Could you print all the entries below exactly as they appear, omitting the pictures?
►
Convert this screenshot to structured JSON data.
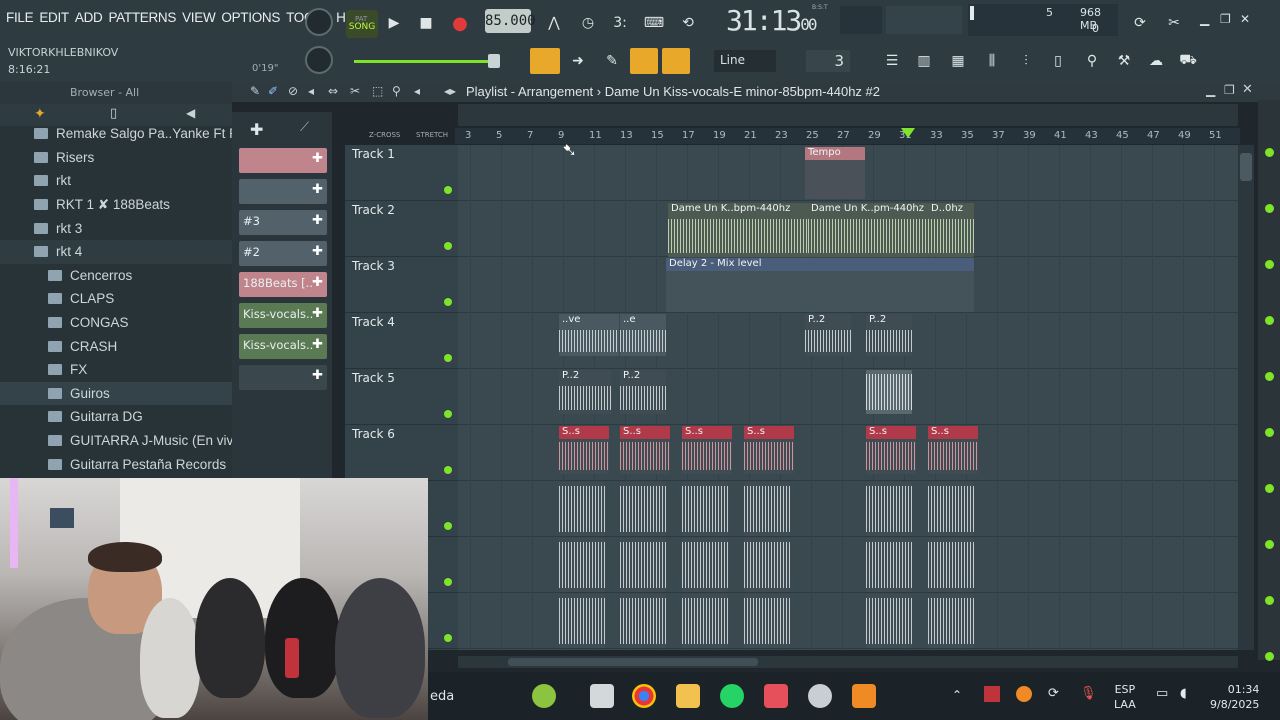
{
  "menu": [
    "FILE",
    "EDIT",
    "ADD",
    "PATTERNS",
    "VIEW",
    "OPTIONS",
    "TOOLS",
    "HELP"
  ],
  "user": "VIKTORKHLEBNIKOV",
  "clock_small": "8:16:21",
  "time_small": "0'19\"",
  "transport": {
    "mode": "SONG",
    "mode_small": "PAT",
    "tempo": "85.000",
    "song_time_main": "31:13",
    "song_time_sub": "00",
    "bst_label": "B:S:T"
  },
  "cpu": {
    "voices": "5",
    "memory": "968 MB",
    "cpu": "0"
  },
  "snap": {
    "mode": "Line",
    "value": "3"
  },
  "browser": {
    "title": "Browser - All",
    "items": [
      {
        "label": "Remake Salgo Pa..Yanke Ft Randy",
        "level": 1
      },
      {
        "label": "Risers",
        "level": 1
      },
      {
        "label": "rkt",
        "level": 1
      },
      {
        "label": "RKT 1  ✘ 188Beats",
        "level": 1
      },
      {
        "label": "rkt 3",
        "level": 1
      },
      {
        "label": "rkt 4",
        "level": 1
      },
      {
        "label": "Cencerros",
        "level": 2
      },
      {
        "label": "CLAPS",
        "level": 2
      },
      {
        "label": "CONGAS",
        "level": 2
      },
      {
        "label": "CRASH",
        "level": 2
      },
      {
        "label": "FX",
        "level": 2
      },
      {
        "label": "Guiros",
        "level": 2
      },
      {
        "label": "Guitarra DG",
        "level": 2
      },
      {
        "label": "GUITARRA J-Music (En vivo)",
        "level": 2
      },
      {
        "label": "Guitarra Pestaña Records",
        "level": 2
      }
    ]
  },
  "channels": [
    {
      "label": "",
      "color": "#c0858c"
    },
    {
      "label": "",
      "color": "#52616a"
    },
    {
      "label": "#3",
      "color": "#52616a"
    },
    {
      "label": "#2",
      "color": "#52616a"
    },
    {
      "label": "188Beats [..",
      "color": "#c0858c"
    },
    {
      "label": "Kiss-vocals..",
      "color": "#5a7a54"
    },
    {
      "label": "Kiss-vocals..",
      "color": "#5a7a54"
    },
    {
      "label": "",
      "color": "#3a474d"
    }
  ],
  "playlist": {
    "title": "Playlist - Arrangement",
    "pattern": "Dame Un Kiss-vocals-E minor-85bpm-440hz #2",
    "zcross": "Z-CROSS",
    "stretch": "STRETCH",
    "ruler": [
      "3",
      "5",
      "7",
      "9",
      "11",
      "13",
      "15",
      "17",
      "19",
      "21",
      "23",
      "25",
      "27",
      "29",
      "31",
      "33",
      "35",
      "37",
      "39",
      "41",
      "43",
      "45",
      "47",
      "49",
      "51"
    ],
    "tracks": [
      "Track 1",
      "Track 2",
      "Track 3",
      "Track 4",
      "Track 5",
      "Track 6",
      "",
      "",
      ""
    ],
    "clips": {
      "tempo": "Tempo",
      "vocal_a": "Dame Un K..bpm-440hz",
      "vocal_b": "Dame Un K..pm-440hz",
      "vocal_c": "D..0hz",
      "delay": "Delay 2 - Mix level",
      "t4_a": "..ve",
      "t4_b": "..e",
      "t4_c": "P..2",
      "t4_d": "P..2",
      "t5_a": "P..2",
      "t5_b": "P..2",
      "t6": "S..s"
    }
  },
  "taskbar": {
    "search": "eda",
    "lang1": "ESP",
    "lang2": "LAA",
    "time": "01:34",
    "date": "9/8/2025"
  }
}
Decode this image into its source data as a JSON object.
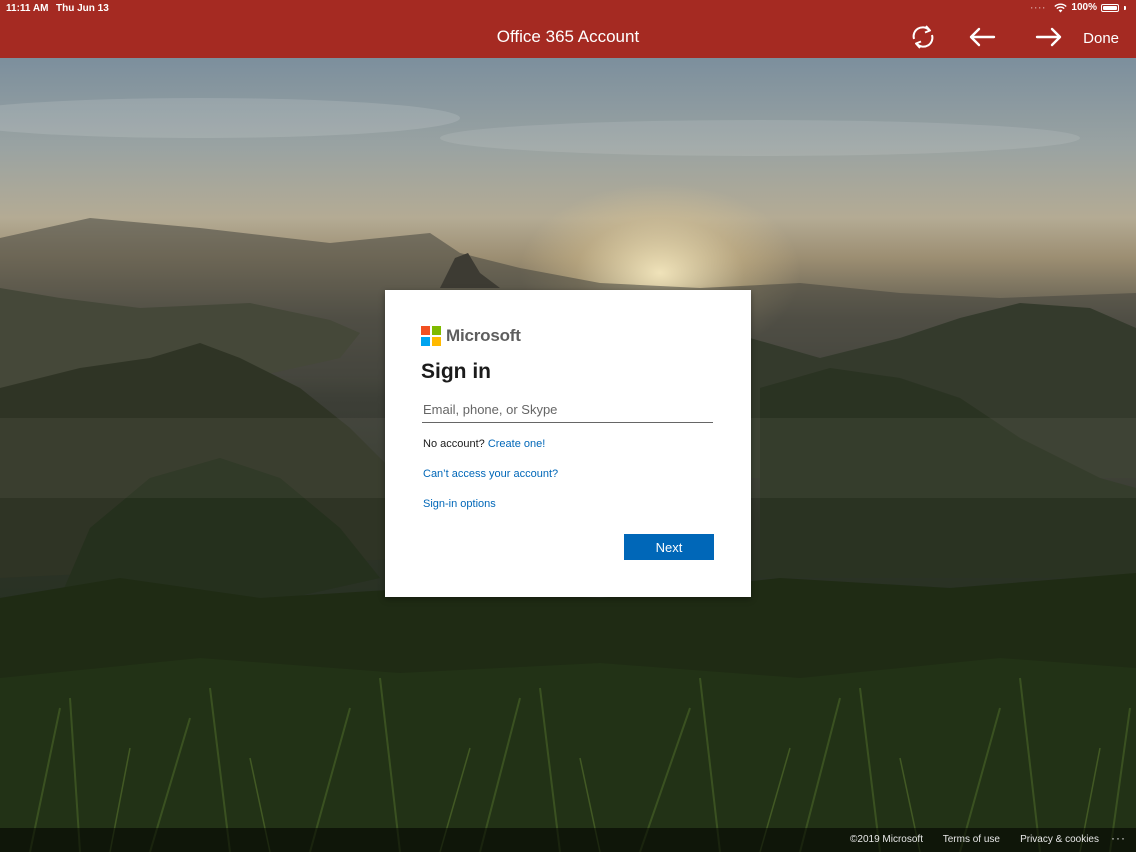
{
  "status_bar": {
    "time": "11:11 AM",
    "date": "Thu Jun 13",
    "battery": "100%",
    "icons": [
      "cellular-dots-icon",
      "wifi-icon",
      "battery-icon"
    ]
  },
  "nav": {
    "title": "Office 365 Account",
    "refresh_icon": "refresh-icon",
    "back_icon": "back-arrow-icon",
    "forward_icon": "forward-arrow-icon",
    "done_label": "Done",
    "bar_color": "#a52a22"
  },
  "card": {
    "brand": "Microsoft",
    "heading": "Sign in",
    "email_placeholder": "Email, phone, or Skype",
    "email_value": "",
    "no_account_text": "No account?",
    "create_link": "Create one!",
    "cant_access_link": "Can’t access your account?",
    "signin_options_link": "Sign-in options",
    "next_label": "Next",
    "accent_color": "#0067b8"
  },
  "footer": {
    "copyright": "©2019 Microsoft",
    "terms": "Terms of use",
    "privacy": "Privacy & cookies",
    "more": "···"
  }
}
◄
* **Answer area**
Convert this screenshot to structured JSON data.
{
  "menu": [
    "FILE",
    "EDIT",
    "ADD",
    "PATTERNS",
    "VIEW",
    "OPTIONS",
    "TOOLS",
    "HELP"
  ],
  "user": "VIKTORKHLEBNIKOV",
  "clock_small": "8:16:21",
  "time_small": "0'19\"",
  "transport": {
    "mode": "SONG",
    "mode_small": "PAT",
    "tempo": "85.000",
    "song_time_main": "31:13",
    "song_time_sub": "00",
    "bst_label": "B:S:T"
  },
  "cpu": {
    "voices": "5",
    "memory": "968 MB",
    "cpu": "0"
  },
  "snap": {
    "mode": "Line",
    "value": "3"
  },
  "browser": {
    "title": "Browser - All",
    "items": [
      {
        "label": "Remake Salgo Pa..Yanke Ft Randy",
        "level": 1
      },
      {
        "label": "Risers",
        "level": 1
      },
      {
        "label": "rkt",
        "level": 1
      },
      {
        "label": "RKT 1  ✘ 188Beats",
        "level": 1
      },
      {
        "label": "rkt 3",
        "level": 1
      },
      {
        "label": "rkt 4",
        "level": 1
      },
      {
        "label": "Cencerros",
        "level": 2
      },
      {
        "label": "CLAPS",
        "level": 2
      },
      {
        "label": "CONGAS",
        "level": 2
      },
      {
        "label": "CRASH",
        "level": 2
      },
      {
        "label": "FX",
        "level": 2
      },
      {
        "label": "Guiros",
        "level": 2
      },
      {
        "label": "Guitarra DG",
        "level": 2
      },
      {
        "label": "GUITARRA J-Music (En vivo)",
        "level": 2
      },
      {
        "label": "Guitarra Pestaña Records",
        "level": 2
      }
    ]
  },
  "channels": [
    {
      "label": "",
      "color": "#c0858c"
    },
    {
      "label": "",
      "color": "#52616a"
    },
    {
      "label": "#3",
      "color": "#52616a"
    },
    {
      "label": "#2",
      "color": "#52616a"
    },
    {
      "label": "188Beats [..",
      "color": "#c0858c"
    },
    {
      "label": "Kiss-vocals..",
      "color": "#5a7a54"
    },
    {
      "label": "Kiss-vocals..",
      "color": "#5a7a54"
    },
    {
      "label": "",
      "color": "#3a474d"
    }
  ],
  "playlist": {
    "title": "Playlist - Arrangement",
    "pattern": "Dame Un Kiss-vocals-E minor-85bpm-440hz #2",
    "zcross": "Z-CROSS",
    "stretch": "STRETCH",
    "ruler": [
      "3",
      "5",
      "7",
      "9",
      "11",
      "13",
      "15",
      "17",
      "19",
      "21",
      "23",
      "25",
      "27",
      "29",
      "31",
      "33",
      "35",
      "37",
      "39",
      "41",
      "43",
      "45",
      "47",
      "49",
      "51"
    ],
    "tracks": [
      "Track 1",
      "Track 2",
      "Track 3",
      "Track 4",
      "Track 5",
      "Track 6",
      "",
      "",
      ""
    ],
    "clips": {
      "tempo": "Tempo",
      "vocal_a": "Dame Un K..bpm-440hz",
      "vocal_b": "Dame Un K..pm-440hz",
      "vocal_c": "D..0hz",
      "delay": "Delay 2 - Mix level",
      "t4_a": "..ve",
      "t4_b": "..e",
      "t4_c": "P..2",
      "t4_d": "P..2",
      "t5_a": "P..2",
      "t5_b": "P..2",
      "t6": "S..s"
    }
  },
  "taskbar": {
    "search": "eda",
    "lang1": "ESP",
    "lang2": "LAA",
    "time": "01:34",
    "date": "9/8/2025"
  }
}
Decode this image into its source data as a JSON object.
{
  "status_bar": {
    "time": "11:11 AM",
    "date": "Thu Jun 13",
    "battery": "100%",
    "icons": [
      "cellular-dots-icon",
      "wifi-icon",
      "battery-icon"
    ]
  },
  "nav": {
    "title": "Office 365 Account",
    "refresh_icon": "refresh-icon",
    "back_icon": "back-arrow-icon",
    "forward_icon": "forward-arrow-icon",
    "done_label": "Done",
    "bar_color": "#a52a22"
  },
  "card": {
    "brand": "Microsoft",
    "heading": "Sign in",
    "email_placeholder": "Email, phone, or Skype",
    "email_value": "",
    "no_account_text": "No account?",
    "create_link": "Create one!",
    "cant_access_link": "Can’t access your account?",
    "signin_options_link": "Sign-in options",
    "next_label": "Next",
    "accent_color": "#0067b8"
  },
  "footer": {
    "copyright": "©2019 Microsoft",
    "terms": "Terms of use",
    "privacy": "Privacy & cookies",
    "more": "···"
  }
}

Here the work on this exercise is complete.